Top of Record set

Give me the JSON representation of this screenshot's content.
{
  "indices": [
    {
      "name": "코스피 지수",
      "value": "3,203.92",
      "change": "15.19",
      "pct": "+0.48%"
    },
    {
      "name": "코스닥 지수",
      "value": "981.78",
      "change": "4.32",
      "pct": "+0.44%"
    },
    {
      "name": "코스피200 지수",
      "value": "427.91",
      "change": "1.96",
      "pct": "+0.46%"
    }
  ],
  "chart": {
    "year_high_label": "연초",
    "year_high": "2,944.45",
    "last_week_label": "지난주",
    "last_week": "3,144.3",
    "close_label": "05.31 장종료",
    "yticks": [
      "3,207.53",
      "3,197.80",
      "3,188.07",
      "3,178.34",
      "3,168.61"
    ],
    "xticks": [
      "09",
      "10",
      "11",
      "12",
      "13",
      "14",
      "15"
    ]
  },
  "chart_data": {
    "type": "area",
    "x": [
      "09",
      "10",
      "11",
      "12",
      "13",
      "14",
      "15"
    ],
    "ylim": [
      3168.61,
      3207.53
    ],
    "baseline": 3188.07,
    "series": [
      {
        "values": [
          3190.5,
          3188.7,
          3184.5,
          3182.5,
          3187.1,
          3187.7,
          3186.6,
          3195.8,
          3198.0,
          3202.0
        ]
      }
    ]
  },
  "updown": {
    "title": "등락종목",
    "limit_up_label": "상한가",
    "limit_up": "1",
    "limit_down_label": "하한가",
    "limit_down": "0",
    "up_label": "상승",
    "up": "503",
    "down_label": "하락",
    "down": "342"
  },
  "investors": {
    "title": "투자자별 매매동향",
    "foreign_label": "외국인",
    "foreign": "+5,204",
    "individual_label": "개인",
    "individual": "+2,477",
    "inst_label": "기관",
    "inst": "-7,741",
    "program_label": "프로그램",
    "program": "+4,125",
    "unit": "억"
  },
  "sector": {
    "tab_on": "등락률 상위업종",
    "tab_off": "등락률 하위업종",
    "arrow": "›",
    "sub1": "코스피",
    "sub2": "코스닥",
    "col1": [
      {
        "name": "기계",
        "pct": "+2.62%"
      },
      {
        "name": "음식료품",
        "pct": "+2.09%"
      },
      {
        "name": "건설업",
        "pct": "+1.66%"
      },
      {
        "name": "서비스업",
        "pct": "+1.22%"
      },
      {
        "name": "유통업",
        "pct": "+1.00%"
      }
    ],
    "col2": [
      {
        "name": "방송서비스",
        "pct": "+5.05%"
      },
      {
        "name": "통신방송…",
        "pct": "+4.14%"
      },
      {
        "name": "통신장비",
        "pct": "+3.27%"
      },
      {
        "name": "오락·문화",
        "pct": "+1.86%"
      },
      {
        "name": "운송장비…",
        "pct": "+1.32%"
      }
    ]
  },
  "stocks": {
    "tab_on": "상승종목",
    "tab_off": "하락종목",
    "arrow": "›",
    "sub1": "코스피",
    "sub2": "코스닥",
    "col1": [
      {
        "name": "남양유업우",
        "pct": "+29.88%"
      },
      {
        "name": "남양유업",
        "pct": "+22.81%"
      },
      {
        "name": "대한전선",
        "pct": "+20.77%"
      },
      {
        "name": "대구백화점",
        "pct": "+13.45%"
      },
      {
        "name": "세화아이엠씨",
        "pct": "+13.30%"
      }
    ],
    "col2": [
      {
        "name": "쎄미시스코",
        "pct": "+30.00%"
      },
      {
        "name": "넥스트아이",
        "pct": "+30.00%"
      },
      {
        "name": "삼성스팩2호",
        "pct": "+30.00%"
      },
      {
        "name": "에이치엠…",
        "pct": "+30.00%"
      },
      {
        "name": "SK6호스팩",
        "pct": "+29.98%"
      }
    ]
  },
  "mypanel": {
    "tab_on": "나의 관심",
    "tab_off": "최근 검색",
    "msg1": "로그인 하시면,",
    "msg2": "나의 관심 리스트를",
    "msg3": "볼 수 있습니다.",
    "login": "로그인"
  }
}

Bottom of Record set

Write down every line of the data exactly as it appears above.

Give me the JSON representation of this screenshot's content.
{
  "indices": [
    {
      "name": "코스피 지수",
      "value": "3,203.92",
      "change": "15.19",
      "pct": "+0.48%"
    },
    {
      "name": "코스닥 지수",
      "value": "981.78",
      "change": "4.32",
      "pct": "+0.44%"
    },
    {
      "name": "코스피200 지수",
      "value": "427.91",
      "change": "1.96",
      "pct": "+0.46%"
    }
  ],
  "chart": {
    "year_high_label": "연초",
    "year_high": "2,944.45",
    "last_week_label": "지난주",
    "last_week": "3,144.3",
    "close_label": "05.31 장종료",
    "yticks": [
      "3,207.53",
      "3,197.80",
      "3,188.07",
      "3,178.34",
      "3,168.61"
    ],
    "xticks": [
      "09",
      "10",
      "11",
      "12",
      "13",
      "14",
      "15"
    ]
  },
  "chart_data": {
    "type": "area",
    "x": [
      "09",
      "10",
      "11",
      "12",
      "13",
      "14",
      "15"
    ],
    "ylim": [
      3168.61,
      3207.53
    ],
    "baseline": 3188.07,
    "series": [
      {
        "values": [
          3190.5,
          3188.7,
          3184.5,
          3182.5,
          3187.1,
          3187.7,
          3186.6,
          3195.8,
          3198.0,
          3202.0
        ]
      }
    ]
  },
  "updown": {
    "title": "등락종목",
    "limit_up_label": "상한가",
    "limit_up": "1",
    "limit_down_label": "하한가",
    "limit_down": "0",
    "up_label": "상승",
    "up": "503",
    "down_label": "하락",
    "down": "342"
  },
  "investors": {
    "title": "투자자별 매매동향",
    "foreign_label": "외국인",
    "foreign": "+5,204",
    "individual_label": "개인",
    "individual": "+2,477",
    "inst_label": "기관",
    "inst": "-7,741",
    "program_label": "프로그램",
    "program": "+4,125",
    "unit": "억"
  },
  "sector": {
    "tab_on": "등락률 상위업종",
    "tab_off": "등락률 하위업종",
    "arrow": "›",
    "sub1": "코스피",
    "sub2": "코스닥",
    "col1": [
      {
        "name": "기계",
        "pct": "+2.62%"
      },
      {
        "name": "음식료품",
        "pct": "+2.09%"
      },
      {
        "name": "건설업",
        "pct": "+1.66%"
      },
      {
        "name": "서비스업",
        "pct": "+1.22%"
      },
      {
        "name": "유통업",
        "pct": "+1.00%"
      }
    ],
    "col2": [
      {
        "name": "방송서비스",
        "pct": "+5.05%"
      },
      {
        "name": "통신방송…",
        "pct": "+4.14%"
      },
      {
        "name": "통신장비",
        "pct": "+3.27%"
      },
      {
        "name": "오락·문화",
        "pct": "+1.86%"
      },
      {
        "name": "운송장비…",
        "pct": "+1.32%"
      }
    ]
  },
  "stocks": {
    "tab_on": "상승종목",
    "tab_off": "하락종목",
    "arrow": "›",
    "sub1": "코스피",
    "sub2": "코스닥",
    "col1": [
      {
        "name": "남양유업우",
        "pct": "+29.88%"
      },
      {
        "name": "남양유업",
        "pct": "+22.81%"
      },
      {
        "name": "대한전선",
        "pct": "+20.77%"
      },
      {
        "name": "대구백화점",
        "pct": "+13.45%"
      },
      {
        "name": "세화아이엠씨",
        "pct": "+13.30%"
      }
    ],
    "col2": [
      {
        "name": "쎄미시스코",
        "pct": "+30.00%"
      },
      {
        "name": "넥스트아이",
        "pct": "+30.00%"
      },
      {
        "name": "삼성스팩2호",
        "pct": "+30.00%"
      },
      {
        "name": "에이치엠…",
        "pct": "+30.00%"
      },
      {
        "name": "SK6호스팩",
        "pct": "+29.98%"
      }
    ]
  },
  "mypanel": {
    "tab_on": "나의 관심",
    "tab_off": "최근 검색",
    "msg1": "로그인 하시면,",
    "msg2": "나의 관심 리스트를",
    "msg3": "볼 수 있습니다.",
    "login": "로그인"
  }
}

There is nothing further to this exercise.